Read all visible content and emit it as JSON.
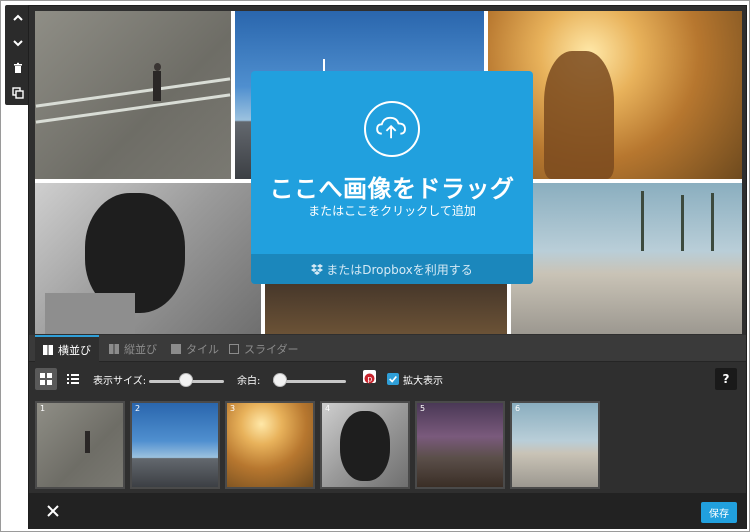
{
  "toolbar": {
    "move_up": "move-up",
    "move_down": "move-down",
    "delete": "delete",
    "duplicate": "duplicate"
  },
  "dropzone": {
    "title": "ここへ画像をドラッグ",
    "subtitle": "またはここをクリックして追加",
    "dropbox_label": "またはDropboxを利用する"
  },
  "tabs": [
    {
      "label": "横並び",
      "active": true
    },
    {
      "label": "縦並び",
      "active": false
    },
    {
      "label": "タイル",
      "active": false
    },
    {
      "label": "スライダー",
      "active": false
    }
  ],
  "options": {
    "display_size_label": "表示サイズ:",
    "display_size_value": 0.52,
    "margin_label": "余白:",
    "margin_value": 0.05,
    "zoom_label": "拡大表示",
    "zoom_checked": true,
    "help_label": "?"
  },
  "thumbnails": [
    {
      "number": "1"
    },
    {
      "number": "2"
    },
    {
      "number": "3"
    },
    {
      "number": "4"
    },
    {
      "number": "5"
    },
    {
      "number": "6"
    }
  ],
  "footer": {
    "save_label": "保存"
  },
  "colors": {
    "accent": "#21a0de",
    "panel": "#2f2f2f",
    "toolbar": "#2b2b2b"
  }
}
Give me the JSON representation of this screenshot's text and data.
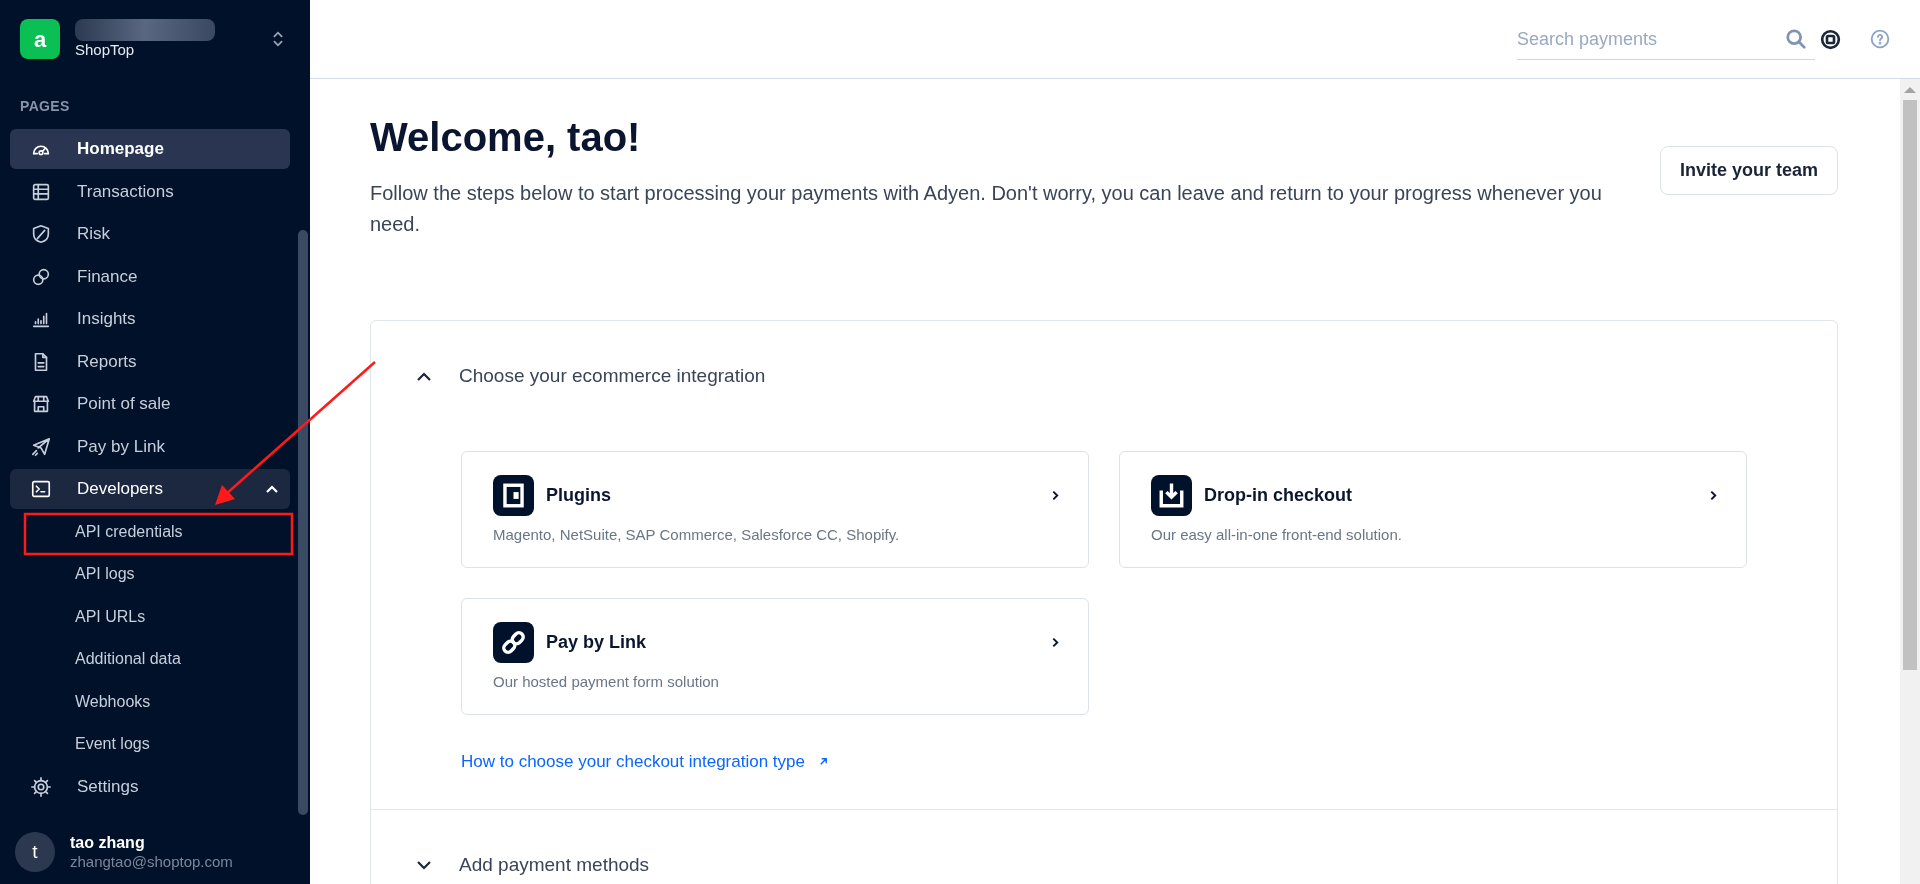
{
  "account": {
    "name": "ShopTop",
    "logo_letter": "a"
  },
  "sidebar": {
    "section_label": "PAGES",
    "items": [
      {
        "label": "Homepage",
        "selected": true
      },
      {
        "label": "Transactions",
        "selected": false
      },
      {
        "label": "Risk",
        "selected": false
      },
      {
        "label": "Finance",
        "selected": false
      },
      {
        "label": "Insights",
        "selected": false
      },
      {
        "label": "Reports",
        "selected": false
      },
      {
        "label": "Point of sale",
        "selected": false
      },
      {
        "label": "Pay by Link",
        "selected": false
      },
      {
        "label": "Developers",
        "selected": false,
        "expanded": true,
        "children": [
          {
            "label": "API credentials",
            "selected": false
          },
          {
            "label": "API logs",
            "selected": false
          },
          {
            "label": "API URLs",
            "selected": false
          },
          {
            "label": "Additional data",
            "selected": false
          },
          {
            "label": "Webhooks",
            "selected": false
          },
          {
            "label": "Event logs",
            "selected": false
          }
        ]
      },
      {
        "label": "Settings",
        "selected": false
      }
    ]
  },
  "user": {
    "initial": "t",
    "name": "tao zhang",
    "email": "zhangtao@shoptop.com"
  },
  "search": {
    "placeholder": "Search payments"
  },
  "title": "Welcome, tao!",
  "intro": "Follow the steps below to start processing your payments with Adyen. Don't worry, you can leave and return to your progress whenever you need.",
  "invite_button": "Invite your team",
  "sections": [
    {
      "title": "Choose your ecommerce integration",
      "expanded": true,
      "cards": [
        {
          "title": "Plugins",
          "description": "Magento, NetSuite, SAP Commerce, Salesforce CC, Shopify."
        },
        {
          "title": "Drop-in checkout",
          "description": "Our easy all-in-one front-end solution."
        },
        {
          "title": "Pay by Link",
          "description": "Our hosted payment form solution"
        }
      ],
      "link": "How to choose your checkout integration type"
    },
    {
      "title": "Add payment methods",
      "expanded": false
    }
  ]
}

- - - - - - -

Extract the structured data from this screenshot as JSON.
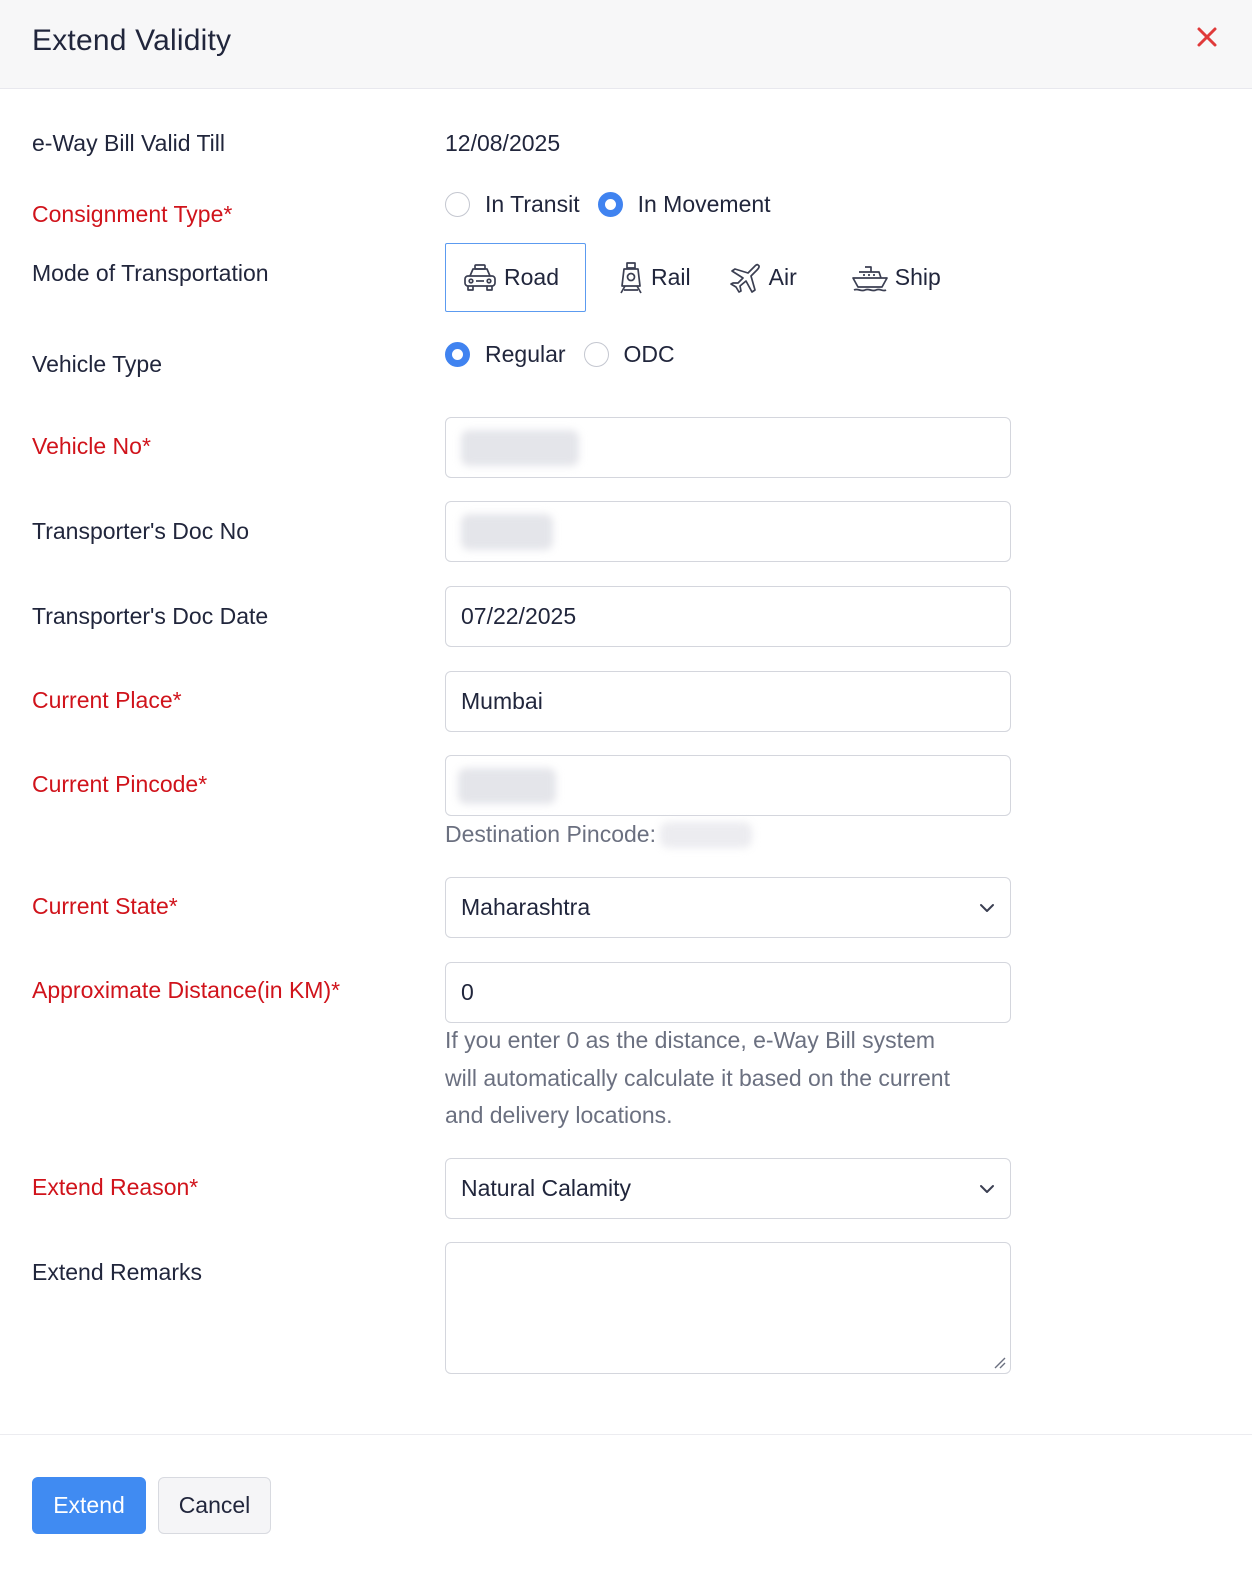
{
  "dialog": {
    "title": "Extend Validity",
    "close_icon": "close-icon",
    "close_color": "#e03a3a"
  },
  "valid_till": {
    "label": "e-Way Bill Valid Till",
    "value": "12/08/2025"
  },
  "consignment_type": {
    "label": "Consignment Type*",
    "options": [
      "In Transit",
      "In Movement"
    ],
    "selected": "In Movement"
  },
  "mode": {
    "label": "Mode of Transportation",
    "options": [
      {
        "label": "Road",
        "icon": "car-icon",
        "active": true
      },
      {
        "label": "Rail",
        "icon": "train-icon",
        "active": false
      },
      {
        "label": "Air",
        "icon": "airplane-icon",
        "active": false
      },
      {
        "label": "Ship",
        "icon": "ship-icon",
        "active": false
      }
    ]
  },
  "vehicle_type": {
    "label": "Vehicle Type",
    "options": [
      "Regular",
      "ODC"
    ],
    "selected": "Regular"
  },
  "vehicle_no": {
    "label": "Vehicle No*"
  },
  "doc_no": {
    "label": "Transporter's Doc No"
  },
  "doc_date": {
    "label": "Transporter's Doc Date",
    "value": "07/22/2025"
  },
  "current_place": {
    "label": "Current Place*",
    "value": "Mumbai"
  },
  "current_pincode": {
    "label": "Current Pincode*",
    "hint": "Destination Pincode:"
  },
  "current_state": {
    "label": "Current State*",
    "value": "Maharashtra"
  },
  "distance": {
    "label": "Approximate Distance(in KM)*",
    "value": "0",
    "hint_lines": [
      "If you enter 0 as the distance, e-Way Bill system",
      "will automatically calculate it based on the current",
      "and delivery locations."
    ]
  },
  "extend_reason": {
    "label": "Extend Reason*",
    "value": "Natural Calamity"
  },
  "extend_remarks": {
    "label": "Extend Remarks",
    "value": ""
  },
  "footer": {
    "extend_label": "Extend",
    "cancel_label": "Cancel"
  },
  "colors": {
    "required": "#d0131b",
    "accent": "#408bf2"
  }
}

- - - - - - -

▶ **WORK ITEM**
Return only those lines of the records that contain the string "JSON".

▶ **EXERCISE ANSWER**
Read all visible content and emit it as JSON.
Give me the JSON representation of this screenshot's text and data.
Extract the structured data from this screenshot as JSON.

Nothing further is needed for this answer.